A further change in our new approach to gardening was the devotion of fully half our garden beds to cover crops, for substantial and repeated increases to soil organic matter each year. Starting this past season, every other bed in our garden now grows cover crops, and the rest grow harvest crops. Then, in the following year, the beds that grew harvest crops will be planted to covers, and vice versa. Since a cover crop bed may be planted to several covers in succession during the growing season, there is plenty of work for cruiser chickens to do. On the last pass with the cruiser over beds in the early fall, I dumped into it large amounts of compost made elsewhere and allowed the chickens to till it in, while eating the earthworms in it—then returned the garden flock to the Compost Corner and sowed cover crops to protect the beds over winter. The fast-growing fall covers served as well to capture the soil nutrients in the droppings worked into the beds by the chickens as they tilled, and prevent their leaching to groundwater. The result was that as winter approached—a time when many gardens are abandoned or, worse, bare— my entire garden was lush with cold-hardy cover crops: clovers and alfalfa, winter peas, small grains, various crucifers. Many of the latter—mustards, turnips, rape,

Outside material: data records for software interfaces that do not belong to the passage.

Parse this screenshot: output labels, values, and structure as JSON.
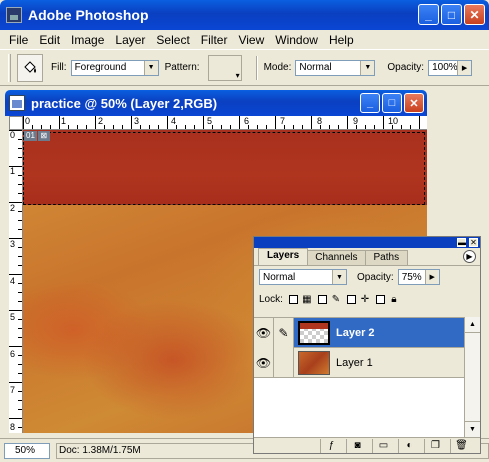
{
  "app": {
    "title": "Adobe Photoshop"
  },
  "window_buttons": {
    "minimize": "_",
    "maximize": "□",
    "close": "✕"
  },
  "menu": [
    "File",
    "Edit",
    "Image",
    "Layer",
    "Select",
    "Filter",
    "View",
    "Window",
    "Help"
  ],
  "options_bar": {
    "tool_icon": "paint-bucket-icon",
    "fill_label": "Fill:",
    "fill_value": "Foreground",
    "pattern_label": "Pattern:",
    "mode_label": "Mode:",
    "mode_value": "Normal",
    "opacity_label": "Opacity:",
    "opacity_value": "100%"
  },
  "document": {
    "title": "practice @ 50% (Layer 2,RGB)",
    "ruler_h": [
      "0",
      "1",
      "2",
      "3",
      "4",
      "5",
      "6",
      "7",
      "8",
      "9",
      "10"
    ],
    "ruler_v": [
      "0",
      "1",
      "2",
      "3",
      "4",
      "5",
      "6",
      "7",
      "8"
    ],
    "slice_number": "01",
    "colors": {
      "top_band": "#b0351f",
      "canvas": "#cf8a34"
    }
  },
  "status": {
    "zoom": "50%",
    "doc_info": "Doc: 1.38M/1.75M"
  },
  "layers_palette": {
    "tabs": [
      "Layers",
      "Channels",
      "Paths"
    ],
    "active_tab": "Layers",
    "blend_mode": "Normal",
    "opacity_label": "Opacity:",
    "opacity_value": "75%",
    "lock_label": "Lock:",
    "layers": [
      {
        "name": "Layer 2",
        "selected": true
      },
      {
        "name": "Layer 1",
        "selected": false
      }
    ]
  }
}
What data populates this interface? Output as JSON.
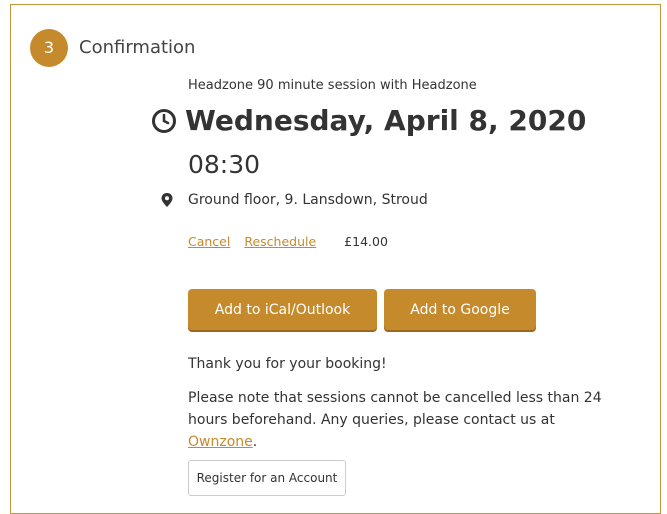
{
  "step": {
    "number": "3",
    "title": "Confirmation"
  },
  "booking": {
    "session_name": "Headzone 90 minute session with Headzone",
    "date": "Wednesday, April 8, 2020",
    "time": "08:30",
    "location": "Ground floor, 9. Lansdown, Stroud",
    "cancel_label": "Cancel",
    "reschedule_label": "Reschedule",
    "price": "£14.00"
  },
  "actions": {
    "ical_label": "Add to iCal/Outlook",
    "google_label": "Add to Google",
    "register_label": "Register for an Account"
  },
  "messages": {
    "thanks": "Thank you for your booking!",
    "note_prefix": "Please note that sessions cannot be cancelled less than 24 hours beforehand. Any queries, please contact us at ",
    "note_link": "Ownzone",
    "note_suffix": "."
  },
  "icons": {
    "clock": "clock-icon",
    "location": "map-pin-icon"
  },
  "colors": {
    "accent": "#c58a2c",
    "border": "#c8953b",
    "text": "#333333"
  }
}
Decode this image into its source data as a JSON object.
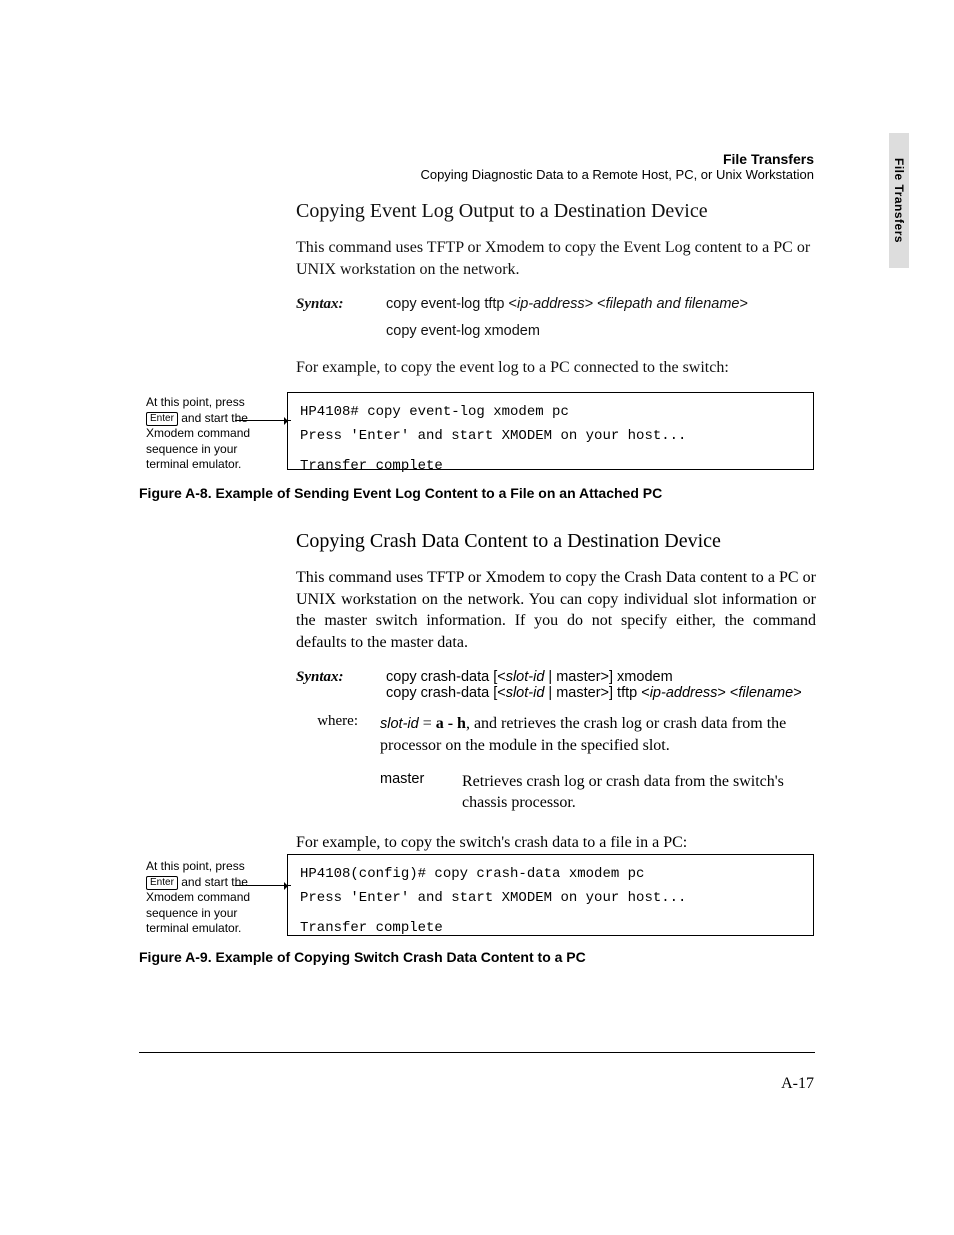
{
  "tab": {
    "label": "File Transfers"
  },
  "header": {
    "title": "File Transfers",
    "subtitle": "Copying Diagnostic Data to a Remote Host, PC, or Unix Workstation"
  },
  "section1": {
    "heading": "Copying Event Log Output to a Destination Device",
    "intro": "This command uses TFTP or Xmodem to copy the Event Log content to a PC or UNIX workstation on the network.",
    "syntax_label": "Syntax:",
    "syntax_line1_a": "copy event-log tftp <",
    "syntax_line1_b": "ip-address",
    "syntax_line1_c": "> <",
    "syntax_line1_d": "filepath and filename",
    "syntax_line1_e": ">",
    "syntax_line2": "copy event-log xmodem",
    "example_lead": "For example, to copy the event log to a PC connected to the switch:",
    "callout_a": "At this point, press",
    "callout_key": "Enter",
    "callout_b": " and start the Xmodem command sequence in your terminal emulator.",
    "term_l1": "HP4108# copy event-log xmodem pc",
    "term_l2": "Press 'Enter' and start XMODEM on your host...",
    "term_l3": "Transfer complete",
    "figure_caption": "Figure A-8.   Example of Sending Event Log Content to a File on an Attached PC"
  },
  "section2": {
    "heading": "Copying Crash Data Content to a Destination Device",
    "intro": "This command uses TFTP or Xmodem to copy the Crash Data content to a PC or UNIX workstation on the network.  You can copy individual slot information or the master switch information. If you do not specify either, the command defaults to the master data.",
    "syntax_label": "Syntax:",
    "syntax_line1_a": "copy crash-data [<",
    "syntax_line1_b": "slot-id",
    "syntax_line1_c": " | master>] xmodem",
    "syntax_line2_a": "copy crash-data [<",
    "syntax_line2_b": "slot-id",
    "syntax_line2_c": " | master>] tftp <",
    "syntax_line2_d": "ip-address",
    "syntax_line2_e": "> <",
    "syntax_line2_f": "filename",
    "syntax_line2_g": ">",
    "where_label": "where:",
    "where_term1": "slot-id",
    "where_eq": " = ",
    "where_bold": "a - h",
    "where_desc1": ", and  retrieves the crash log or crash data from the processor on the module in the specified slot.",
    "where_term2": "master",
    "where_desc2": "Retrieves crash log or crash data from the switch's chassis processor.",
    "example_lead": "For example, to copy the switch's crash data to a file in a PC:",
    "callout_a": "At this point, press",
    "callout_key": "Enter",
    "callout_b": " and start the Xmodem command sequence in your terminal emulator.",
    "term_l1": "HP4108(config)# copy crash-data xmodem pc",
    "term_l2": "Press 'Enter' and start XMODEM on your host...",
    "term_l3": "Transfer complete",
    "figure_caption": "Figure A-9.   Example of Copying Switch Crash Data Content to a PC"
  },
  "page_number": "A-17"
}
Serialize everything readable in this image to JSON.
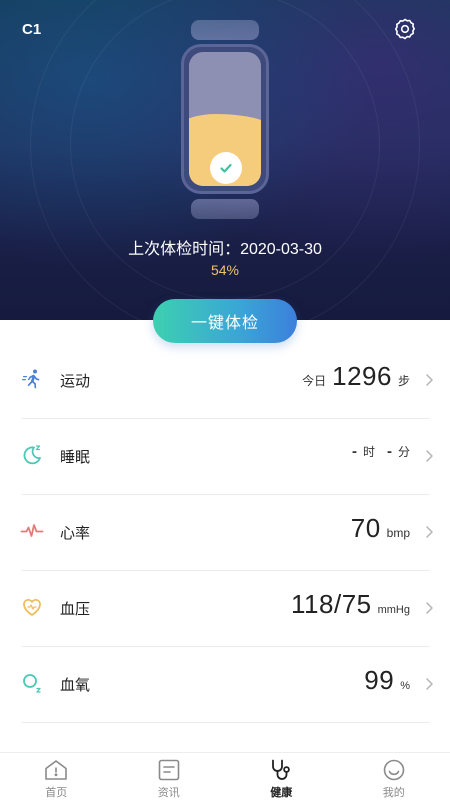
{
  "header": {
    "device_name": "C1",
    "last_check_label": "上次体检时间：2020-03-30",
    "battery_percent": "54%",
    "battery_level": 0.54
  },
  "check_button": {
    "label": "一键体检"
  },
  "metrics": [
    {
      "name": "运动",
      "prefix": "今日",
      "value": "1296",
      "unit": "步"
    },
    {
      "name": "睡眠",
      "value1": "-",
      "unit1": "时",
      "value2": "-",
      "unit2": "分"
    },
    {
      "name": "心率",
      "value": "70",
      "unit": "bmp"
    },
    {
      "name": "血压",
      "value": "118/75",
      "unit": "mmHg"
    },
    {
      "name": "血氧",
      "value": "99",
      "unit": "%"
    }
  ],
  "tabs": [
    {
      "label": "首页",
      "icon": "home-icon"
    },
    {
      "label": "资讯",
      "icon": "news-icon"
    },
    {
      "label": "健康",
      "icon": "stethoscope-icon",
      "active": true
    },
    {
      "label": "我的",
      "icon": "smile-icon"
    }
  ],
  "colors": {
    "accent_gradient_start": "#3dd0b0",
    "accent_gradient_end": "#3c7fdc",
    "battery_text": "#f1c26d",
    "band_fill": "#f4cc7c"
  }
}
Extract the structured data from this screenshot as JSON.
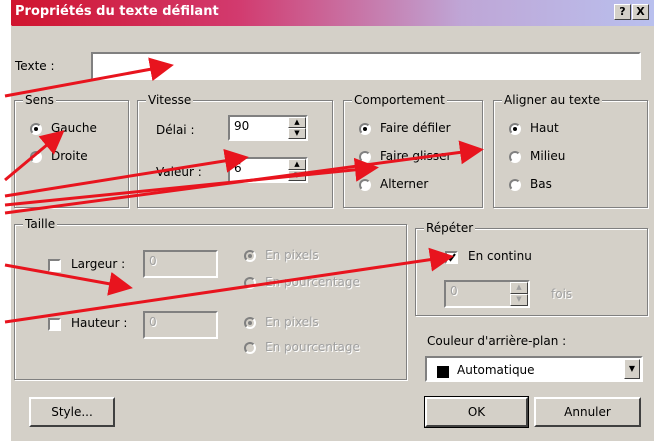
{
  "window": {
    "title": "Propriétés du texte défilant",
    "help_label": "?",
    "close_label": "X"
  },
  "texte": {
    "label": "Texte :",
    "value": ""
  },
  "sens": {
    "title": "Sens",
    "options": [
      {
        "label": "Gauche",
        "selected": true
      },
      {
        "label": "Droite",
        "selected": false
      }
    ]
  },
  "vitesse": {
    "title": "Vitesse",
    "delai_label": "Délai :",
    "delai_value": "90",
    "valeur_label": "Valeur :",
    "valeur_value": "6"
  },
  "comportement": {
    "title": "Comportement",
    "options": [
      {
        "label": "Faire défiler",
        "selected": true
      },
      {
        "label": "Faire glisser",
        "selected": false
      },
      {
        "label": "Alterner",
        "selected": false
      }
    ]
  },
  "aligner": {
    "title": "Aligner au texte",
    "options": [
      {
        "label": "Haut",
        "selected": true
      },
      {
        "label": "Milieu",
        "selected": false
      },
      {
        "label": "Bas",
        "selected": false
      }
    ]
  },
  "taille": {
    "title": "Taille",
    "largeur": {
      "label": "Largeur :",
      "value": "0",
      "unit_pixels": "En pixels",
      "unit_percent": "En pourcentage"
    },
    "hauteur": {
      "label": "Hauteur :",
      "value": "0",
      "unit_pixels": "En pixels",
      "unit_percent": "En pourcentage"
    }
  },
  "repeter": {
    "title": "Répéter",
    "continu_label": "En continu",
    "continu_checked": true,
    "count_value": "0",
    "fois_label": "fois"
  },
  "couleur": {
    "label": "Couleur d'arrière-plan :",
    "selected": "Automatique",
    "swatch": "#000000"
  },
  "buttons": {
    "style": "Style...",
    "ok": "OK",
    "cancel": "Annuler"
  },
  "annotation": {
    "arrow_color": "#e8141e"
  }
}
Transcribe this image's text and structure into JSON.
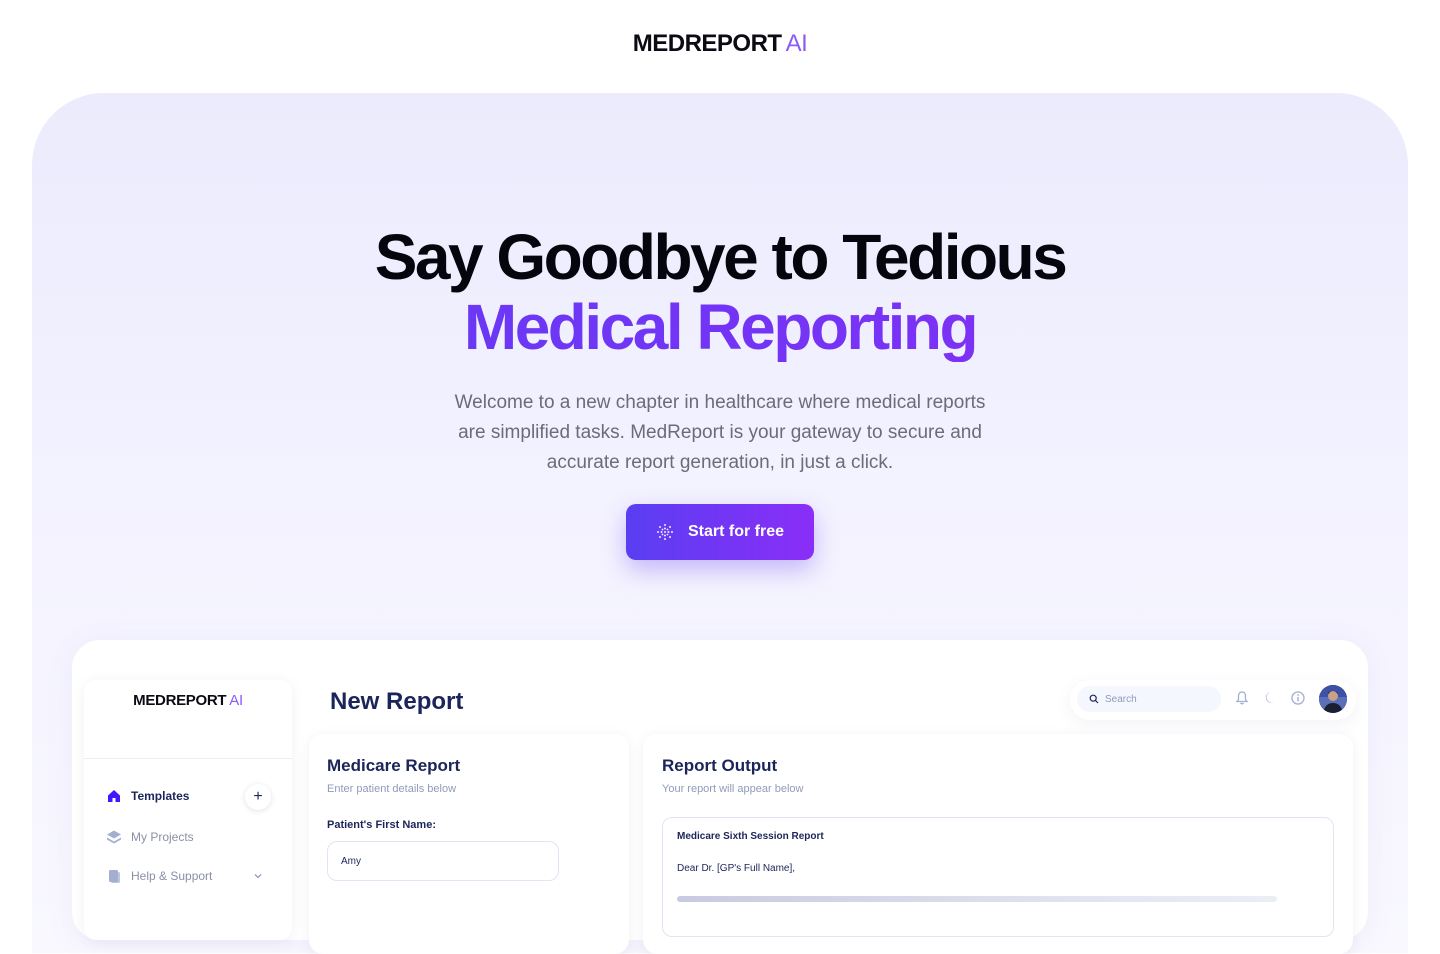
{
  "brand": {
    "name": "MEDREPORT",
    "suffix": "AI"
  },
  "hero": {
    "headline_line1": "Say Goodbye to Tedious",
    "headline_line2": "Medical Reporting",
    "subtitle": "Welcome to a new chapter in healthcare where medical reports are simplified tasks. MedReport is your gateway to secure and accurate report generation, in just a click.",
    "cta_label": "Start for free",
    "cta_icon": "sparkle-grid-icon"
  },
  "app": {
    "brand": {
      "name": "MEDREPORT",
      "suffix": "AI"
    },
    "sidebar": {
      "items": [
        {
          "label": "Templates",
          "icon": "home-icon",
          "active": true
        },
        {
          "label": "My Projects",
          "icon": "layers-icon",
          "active": false
        },
        {
          "label": "Help & Support",
          "icon": "document-icon",
          "active": false
        }
      ]
    },
    "page_title": "New Report",
    "topbar": {
      "search_placeholder": "Search",
      "icons": [
        "bell-icon",
        "moon-icon",
        "info-icon",
        "avatar"
      ]
    },
    "form_card": {
      "title": "Medicare Report",
      "subtitle": "Enter patient details below",
      "field_label": "Patient's First Name:",
      "field_value": "Amy"
    },
    "output_card": {
      "title": "Report Output",
      "subtitle": "Your report will appear below",
      "report_title": "Medicare Sixth Session Report",
      "greeting": "Dear Dr. [GP's Full Name],"
    }
  },
  "colors": {
    "accent_start": "#5a3ef2",
    "accent_end": "#8a2ef7",
    "navy": "#1b2559"
  }
}
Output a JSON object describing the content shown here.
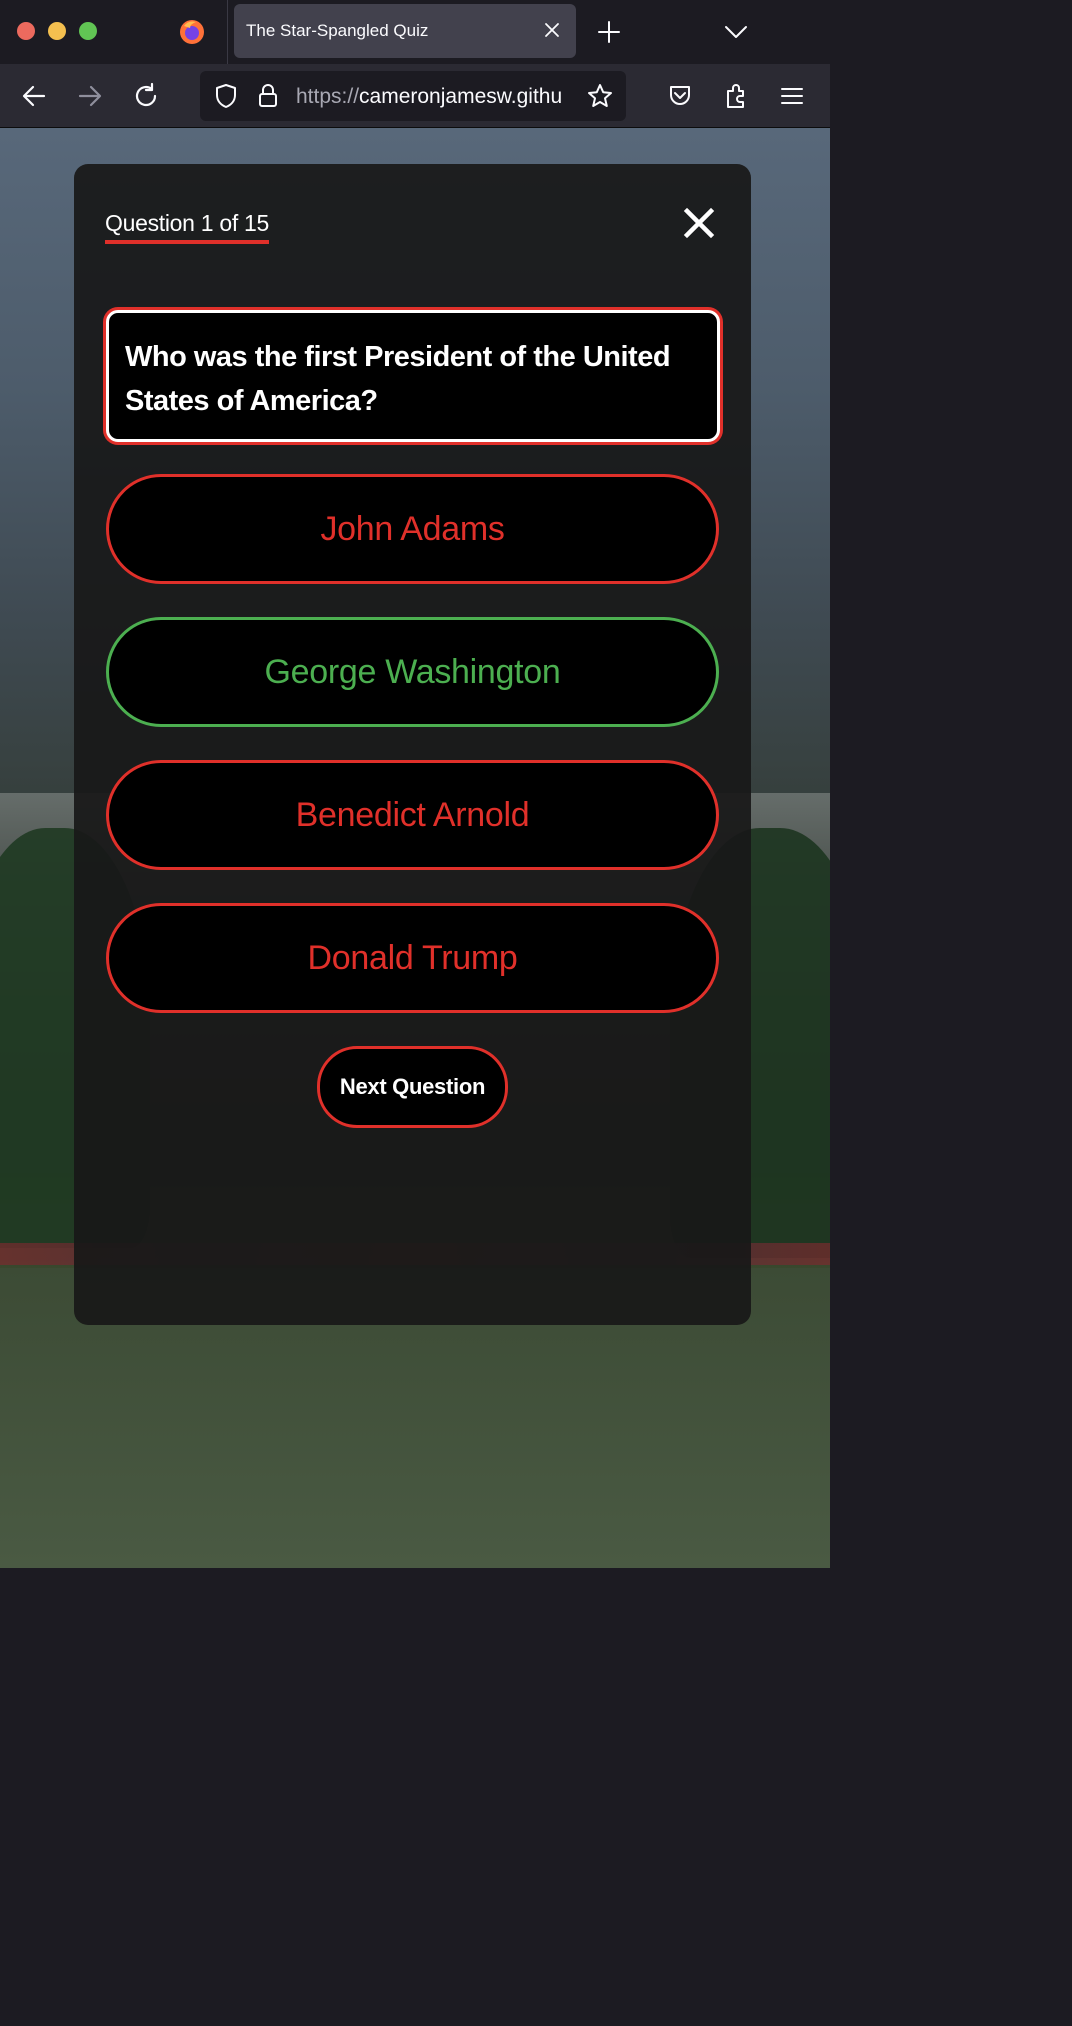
{
  "browser": {
    "tab_title": "The Star-Spangled Quiz",
    "url_protocol": "https://",
    "url_host": "cameronjamesw.githu"
  },
  "quiz": {
    "counter": "Question 1 of 15",
    "question": "Who was the first President of the United States of America?",
    "answers": [
      {
        "label": "John Adams",
        "state": "incorrect"
      },
      {
        "label": "George Washington",
        "state": "correct"
      },
      {
        "label": "Benedict Arnold",
        "state": "incorrect"
      },
      {
        "label": "Donald Trump",
        "state": "incorrect"
      }
    ],
    "next_label": "Next Question"
  },
  "colors": {
    "accent_red": "#e0302a",
    "correct_green": "#4caf50",
    "card_bg": "#181818"
  }
}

A Future Project We have a minor problem with asparagus beetles each year. In the future, however, I plan to use the chickens in the Compost Corner to help with control of the asparagus beetles as well. Note in figure 13.6 that the compost enclosure is right beside the asparagus bed. At the end of the asparagus harvest, I will set up a temporary fence separating the asparagus bed from the rest of the garden, using either electronet or chicken wire. I will release the chickens through a small door or pop-hole in the enclosure’s wire, allowing the chickens to go after the beetles among the growing fronds, while keeping them out of the rest of the garden with the temporary fencing. In the fall, after I cut the asparagus fronds, I will give them another run, to scratch in the mulch for both the beetles, which hibernate in the winter, and their larvae. The rest of the time the pop-hole will remain closed, and the chooks will concentrate on making compost instead.